For some women, a leading breast cancer drug, called Tamoxifen, could make the disease more aggressive, according to scientists.
Considered as a "gold standard" for breast cancer treatment, Tamoxifen has been used to combat the disease for more than 20 years and has been credited with saving the lives of around 20,000 women since the 1980s.
But now, scientists have conducted laboratory tests on cancer cells grown in test tubes and found evidence indicating that giving Tamoxifen to some patients could actually promote the disease.
It was found that adding Tamoxifen to cancer cells which contained low levels of a naturally-produced protein, called E-cadherin, caused the cells to behave more aggressively.
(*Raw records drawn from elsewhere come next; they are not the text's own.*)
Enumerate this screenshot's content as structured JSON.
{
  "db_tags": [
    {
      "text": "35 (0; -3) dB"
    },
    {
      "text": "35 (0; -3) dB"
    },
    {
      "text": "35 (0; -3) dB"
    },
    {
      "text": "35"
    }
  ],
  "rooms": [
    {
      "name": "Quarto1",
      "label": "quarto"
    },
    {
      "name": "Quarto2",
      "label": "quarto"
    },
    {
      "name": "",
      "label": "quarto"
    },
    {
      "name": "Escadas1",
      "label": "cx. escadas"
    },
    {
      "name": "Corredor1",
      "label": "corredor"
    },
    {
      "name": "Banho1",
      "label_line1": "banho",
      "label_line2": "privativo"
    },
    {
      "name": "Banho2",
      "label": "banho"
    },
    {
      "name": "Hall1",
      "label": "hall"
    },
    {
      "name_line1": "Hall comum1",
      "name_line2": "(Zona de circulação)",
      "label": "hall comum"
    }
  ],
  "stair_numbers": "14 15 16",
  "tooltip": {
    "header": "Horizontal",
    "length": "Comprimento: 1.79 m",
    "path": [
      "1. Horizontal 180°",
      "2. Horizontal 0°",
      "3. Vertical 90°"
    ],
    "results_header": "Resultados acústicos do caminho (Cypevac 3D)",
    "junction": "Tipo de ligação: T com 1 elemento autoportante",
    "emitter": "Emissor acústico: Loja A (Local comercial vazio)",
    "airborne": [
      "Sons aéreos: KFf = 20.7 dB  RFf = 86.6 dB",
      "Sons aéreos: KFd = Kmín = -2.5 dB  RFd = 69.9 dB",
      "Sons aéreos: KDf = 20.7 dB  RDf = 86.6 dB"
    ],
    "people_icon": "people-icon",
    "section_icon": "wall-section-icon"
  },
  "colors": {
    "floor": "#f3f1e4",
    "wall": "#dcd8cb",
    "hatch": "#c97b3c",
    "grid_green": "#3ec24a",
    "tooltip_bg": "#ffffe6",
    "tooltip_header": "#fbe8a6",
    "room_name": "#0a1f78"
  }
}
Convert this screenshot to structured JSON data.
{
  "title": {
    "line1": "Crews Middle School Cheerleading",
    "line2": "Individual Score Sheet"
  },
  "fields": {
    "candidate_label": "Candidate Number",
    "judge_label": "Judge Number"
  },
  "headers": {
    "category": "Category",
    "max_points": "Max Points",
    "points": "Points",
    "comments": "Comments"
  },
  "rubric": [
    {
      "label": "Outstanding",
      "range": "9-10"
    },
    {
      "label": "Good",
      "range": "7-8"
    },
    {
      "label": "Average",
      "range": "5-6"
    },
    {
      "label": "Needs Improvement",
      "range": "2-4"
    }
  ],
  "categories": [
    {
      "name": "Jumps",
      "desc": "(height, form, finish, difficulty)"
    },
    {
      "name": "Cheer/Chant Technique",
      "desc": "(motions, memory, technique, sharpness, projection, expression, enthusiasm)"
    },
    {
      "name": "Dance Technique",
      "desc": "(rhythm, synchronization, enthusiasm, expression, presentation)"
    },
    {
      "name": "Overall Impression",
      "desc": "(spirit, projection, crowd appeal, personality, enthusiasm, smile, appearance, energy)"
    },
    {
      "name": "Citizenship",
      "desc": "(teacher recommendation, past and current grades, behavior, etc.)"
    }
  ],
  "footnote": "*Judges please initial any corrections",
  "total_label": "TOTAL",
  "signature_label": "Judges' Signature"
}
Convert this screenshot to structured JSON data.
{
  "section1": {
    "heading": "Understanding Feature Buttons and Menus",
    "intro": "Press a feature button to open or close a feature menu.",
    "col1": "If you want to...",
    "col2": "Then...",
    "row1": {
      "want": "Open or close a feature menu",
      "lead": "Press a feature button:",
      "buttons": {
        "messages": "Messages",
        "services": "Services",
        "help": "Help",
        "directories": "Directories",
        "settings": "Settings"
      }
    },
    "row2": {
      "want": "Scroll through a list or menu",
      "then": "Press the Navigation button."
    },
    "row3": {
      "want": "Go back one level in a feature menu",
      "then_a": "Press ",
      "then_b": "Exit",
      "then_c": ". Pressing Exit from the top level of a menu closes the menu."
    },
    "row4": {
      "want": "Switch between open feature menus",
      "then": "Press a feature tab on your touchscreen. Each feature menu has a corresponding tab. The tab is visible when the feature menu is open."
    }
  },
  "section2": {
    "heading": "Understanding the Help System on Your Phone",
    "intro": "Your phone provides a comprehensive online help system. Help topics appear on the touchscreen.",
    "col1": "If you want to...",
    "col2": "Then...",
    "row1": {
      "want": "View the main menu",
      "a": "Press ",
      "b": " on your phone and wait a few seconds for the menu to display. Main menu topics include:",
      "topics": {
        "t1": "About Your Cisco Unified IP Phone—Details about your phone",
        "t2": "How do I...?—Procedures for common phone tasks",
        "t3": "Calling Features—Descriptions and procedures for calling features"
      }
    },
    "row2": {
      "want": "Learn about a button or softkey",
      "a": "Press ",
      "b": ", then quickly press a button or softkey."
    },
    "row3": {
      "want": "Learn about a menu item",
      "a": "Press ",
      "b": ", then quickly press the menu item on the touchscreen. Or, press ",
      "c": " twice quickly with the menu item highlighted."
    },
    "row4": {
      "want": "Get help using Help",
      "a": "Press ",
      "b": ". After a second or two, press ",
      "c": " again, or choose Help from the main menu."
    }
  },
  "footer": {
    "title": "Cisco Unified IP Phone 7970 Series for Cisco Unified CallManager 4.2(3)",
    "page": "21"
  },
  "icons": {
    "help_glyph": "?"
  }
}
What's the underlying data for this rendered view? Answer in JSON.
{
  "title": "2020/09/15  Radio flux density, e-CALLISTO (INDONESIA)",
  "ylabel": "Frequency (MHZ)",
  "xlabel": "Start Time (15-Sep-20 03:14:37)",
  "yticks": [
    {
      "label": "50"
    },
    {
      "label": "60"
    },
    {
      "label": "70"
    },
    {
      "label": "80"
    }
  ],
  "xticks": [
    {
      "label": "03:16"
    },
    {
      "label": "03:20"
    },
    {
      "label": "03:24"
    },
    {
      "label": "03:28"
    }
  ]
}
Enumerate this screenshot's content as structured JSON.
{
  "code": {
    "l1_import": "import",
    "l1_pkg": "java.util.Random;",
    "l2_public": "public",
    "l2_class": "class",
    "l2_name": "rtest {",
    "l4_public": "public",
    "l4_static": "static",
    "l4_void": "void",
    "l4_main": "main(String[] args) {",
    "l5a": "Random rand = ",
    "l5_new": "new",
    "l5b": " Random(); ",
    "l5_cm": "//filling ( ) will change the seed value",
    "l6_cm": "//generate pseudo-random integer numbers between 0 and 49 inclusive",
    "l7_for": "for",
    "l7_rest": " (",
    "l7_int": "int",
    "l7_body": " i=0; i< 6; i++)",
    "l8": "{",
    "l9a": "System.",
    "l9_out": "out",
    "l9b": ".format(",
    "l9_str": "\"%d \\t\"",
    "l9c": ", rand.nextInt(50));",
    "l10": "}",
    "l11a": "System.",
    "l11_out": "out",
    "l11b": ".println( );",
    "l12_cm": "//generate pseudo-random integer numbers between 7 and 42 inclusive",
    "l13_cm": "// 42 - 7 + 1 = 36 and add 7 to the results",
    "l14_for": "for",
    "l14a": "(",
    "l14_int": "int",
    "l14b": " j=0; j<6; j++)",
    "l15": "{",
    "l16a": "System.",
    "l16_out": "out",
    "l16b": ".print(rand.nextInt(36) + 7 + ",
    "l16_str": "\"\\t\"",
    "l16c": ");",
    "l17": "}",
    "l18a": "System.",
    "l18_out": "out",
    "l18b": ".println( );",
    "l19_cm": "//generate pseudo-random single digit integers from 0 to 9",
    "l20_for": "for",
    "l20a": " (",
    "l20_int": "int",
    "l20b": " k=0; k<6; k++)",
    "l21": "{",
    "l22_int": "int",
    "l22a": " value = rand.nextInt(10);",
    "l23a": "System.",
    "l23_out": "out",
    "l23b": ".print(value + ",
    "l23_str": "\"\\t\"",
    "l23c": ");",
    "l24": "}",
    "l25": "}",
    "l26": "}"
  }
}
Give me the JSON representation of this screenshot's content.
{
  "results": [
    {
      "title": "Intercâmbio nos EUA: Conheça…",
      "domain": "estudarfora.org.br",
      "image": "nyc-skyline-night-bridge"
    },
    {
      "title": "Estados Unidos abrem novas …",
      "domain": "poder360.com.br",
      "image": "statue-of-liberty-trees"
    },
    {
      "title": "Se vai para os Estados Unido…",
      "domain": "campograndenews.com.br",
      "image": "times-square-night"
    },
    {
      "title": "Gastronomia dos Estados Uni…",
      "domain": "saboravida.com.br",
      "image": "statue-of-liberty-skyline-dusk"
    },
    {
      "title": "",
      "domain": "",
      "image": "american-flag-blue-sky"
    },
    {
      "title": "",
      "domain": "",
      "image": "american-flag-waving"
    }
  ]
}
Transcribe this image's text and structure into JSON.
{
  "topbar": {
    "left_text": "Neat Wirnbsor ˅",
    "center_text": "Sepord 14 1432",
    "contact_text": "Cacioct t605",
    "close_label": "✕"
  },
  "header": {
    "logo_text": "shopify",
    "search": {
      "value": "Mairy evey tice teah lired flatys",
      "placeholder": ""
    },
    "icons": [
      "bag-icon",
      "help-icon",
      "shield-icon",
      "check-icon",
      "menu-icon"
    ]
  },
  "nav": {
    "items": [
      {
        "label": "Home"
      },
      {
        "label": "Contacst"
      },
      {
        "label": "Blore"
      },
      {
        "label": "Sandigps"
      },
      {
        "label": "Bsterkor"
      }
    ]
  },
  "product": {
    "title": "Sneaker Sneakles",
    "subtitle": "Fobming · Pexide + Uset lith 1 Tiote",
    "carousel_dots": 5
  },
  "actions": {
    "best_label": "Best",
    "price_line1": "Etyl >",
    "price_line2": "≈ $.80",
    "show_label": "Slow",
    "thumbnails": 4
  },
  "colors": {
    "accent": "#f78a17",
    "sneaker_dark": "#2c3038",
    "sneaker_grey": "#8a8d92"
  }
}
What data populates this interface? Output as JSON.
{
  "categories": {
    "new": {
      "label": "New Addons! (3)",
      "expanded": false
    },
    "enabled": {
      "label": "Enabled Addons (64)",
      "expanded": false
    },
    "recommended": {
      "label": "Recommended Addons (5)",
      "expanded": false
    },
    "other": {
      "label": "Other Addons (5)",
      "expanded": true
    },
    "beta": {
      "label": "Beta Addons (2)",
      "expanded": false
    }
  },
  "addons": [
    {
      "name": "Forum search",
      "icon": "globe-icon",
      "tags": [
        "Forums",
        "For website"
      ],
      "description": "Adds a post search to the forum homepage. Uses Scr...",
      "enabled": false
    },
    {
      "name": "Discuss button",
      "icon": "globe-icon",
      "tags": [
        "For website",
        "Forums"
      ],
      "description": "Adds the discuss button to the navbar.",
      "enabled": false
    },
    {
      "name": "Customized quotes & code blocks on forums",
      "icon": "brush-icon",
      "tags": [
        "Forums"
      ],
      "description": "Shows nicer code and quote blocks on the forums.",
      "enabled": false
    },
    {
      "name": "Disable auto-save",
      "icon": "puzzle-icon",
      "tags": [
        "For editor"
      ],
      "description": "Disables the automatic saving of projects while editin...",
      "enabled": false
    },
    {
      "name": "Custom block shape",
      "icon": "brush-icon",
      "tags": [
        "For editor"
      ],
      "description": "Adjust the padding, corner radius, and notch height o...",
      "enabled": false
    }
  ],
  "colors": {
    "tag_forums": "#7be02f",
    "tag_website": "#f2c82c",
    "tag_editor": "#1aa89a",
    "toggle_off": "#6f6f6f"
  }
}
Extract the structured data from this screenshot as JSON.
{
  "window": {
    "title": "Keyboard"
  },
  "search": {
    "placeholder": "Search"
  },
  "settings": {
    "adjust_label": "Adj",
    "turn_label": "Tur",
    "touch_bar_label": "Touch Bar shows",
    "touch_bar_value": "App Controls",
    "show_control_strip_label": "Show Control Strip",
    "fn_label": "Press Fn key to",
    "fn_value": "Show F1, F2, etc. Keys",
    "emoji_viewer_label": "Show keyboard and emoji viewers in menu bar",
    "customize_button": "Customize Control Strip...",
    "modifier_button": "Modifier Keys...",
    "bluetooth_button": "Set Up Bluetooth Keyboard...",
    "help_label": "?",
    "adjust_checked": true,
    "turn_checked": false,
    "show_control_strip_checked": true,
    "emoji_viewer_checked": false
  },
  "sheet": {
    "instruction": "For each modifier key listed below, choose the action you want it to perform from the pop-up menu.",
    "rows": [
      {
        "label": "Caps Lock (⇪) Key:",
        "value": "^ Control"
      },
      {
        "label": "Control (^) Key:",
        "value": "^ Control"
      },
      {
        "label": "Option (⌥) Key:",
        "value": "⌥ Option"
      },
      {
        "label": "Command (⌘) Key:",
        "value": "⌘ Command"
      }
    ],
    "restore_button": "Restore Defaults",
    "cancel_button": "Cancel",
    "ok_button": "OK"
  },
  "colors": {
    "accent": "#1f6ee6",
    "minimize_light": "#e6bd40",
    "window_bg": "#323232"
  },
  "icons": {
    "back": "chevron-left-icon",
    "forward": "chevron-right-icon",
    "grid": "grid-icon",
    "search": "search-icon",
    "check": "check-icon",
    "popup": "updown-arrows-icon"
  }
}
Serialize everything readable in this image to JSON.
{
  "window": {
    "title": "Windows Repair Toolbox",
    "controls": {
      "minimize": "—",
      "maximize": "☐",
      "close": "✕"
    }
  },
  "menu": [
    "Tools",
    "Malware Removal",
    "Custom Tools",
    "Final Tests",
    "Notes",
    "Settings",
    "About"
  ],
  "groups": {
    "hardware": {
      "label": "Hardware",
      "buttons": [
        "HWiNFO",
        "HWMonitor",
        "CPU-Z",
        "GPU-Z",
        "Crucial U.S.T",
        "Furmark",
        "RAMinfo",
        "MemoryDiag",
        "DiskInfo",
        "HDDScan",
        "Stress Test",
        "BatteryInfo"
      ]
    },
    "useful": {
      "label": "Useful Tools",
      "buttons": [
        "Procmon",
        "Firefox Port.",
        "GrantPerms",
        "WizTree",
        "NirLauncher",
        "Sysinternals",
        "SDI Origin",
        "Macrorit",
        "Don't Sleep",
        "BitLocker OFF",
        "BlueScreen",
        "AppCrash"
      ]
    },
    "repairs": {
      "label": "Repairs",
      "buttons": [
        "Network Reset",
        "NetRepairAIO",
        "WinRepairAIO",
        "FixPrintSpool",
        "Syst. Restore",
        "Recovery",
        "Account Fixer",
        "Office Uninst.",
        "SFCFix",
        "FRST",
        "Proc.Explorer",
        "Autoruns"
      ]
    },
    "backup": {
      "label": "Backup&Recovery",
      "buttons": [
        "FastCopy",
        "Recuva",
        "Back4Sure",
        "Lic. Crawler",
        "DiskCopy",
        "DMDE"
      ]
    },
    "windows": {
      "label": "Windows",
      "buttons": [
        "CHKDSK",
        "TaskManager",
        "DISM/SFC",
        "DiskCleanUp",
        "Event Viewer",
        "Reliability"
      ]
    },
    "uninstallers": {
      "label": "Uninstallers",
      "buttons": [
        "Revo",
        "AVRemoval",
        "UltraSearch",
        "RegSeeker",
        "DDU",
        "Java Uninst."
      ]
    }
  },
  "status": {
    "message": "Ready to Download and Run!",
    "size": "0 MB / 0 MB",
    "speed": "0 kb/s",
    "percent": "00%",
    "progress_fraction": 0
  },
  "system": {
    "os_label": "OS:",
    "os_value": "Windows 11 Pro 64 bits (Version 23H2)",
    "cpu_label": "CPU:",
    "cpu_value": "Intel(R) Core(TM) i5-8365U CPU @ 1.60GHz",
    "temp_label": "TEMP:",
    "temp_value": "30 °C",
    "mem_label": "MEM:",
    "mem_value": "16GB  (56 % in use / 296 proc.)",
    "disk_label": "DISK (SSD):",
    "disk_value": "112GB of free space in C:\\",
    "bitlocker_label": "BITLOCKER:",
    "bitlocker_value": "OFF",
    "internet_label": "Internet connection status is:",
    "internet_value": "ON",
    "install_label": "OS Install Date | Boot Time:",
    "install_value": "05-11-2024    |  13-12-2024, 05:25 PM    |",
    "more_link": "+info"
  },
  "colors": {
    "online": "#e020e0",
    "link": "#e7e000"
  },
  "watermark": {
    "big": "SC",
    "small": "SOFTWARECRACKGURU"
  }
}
Lead researcher, Dr Stephen Hiscox, from the Welsh School of Pharmacy at Cardiff University, said that they were unaware of the percentage of patients who would have low levels of the protein in their bodies.
"Certainly the vast majority appear to have normal levels," The Telegraph quoted him as saying.
He added: "Also, we do not at this stage know what level is low enough for this effect to kick in, or indeed whether there is the same effect in humans as we are finding in laboratory tests."
Currently, the researchers are examining samples from breast cancer patients to try to work out what proportion of women have low levels of the protein.
He claimed that such patients could potentially be treated instead with a new class of drugs, called aromatase inhibitors, which target the cancer differently by depriving the body of oestrogen, which helps to fuel the growth of tumours.
According to the scientists Tamoxifen could react with low levels of E-cadherin in the body and elevate the amount of another protein, called SRC.
In earlier studies, SRC was shown to affect breast cancer cells to make them behave more aggressively.
The study is published in the journal Breast Cancer Research.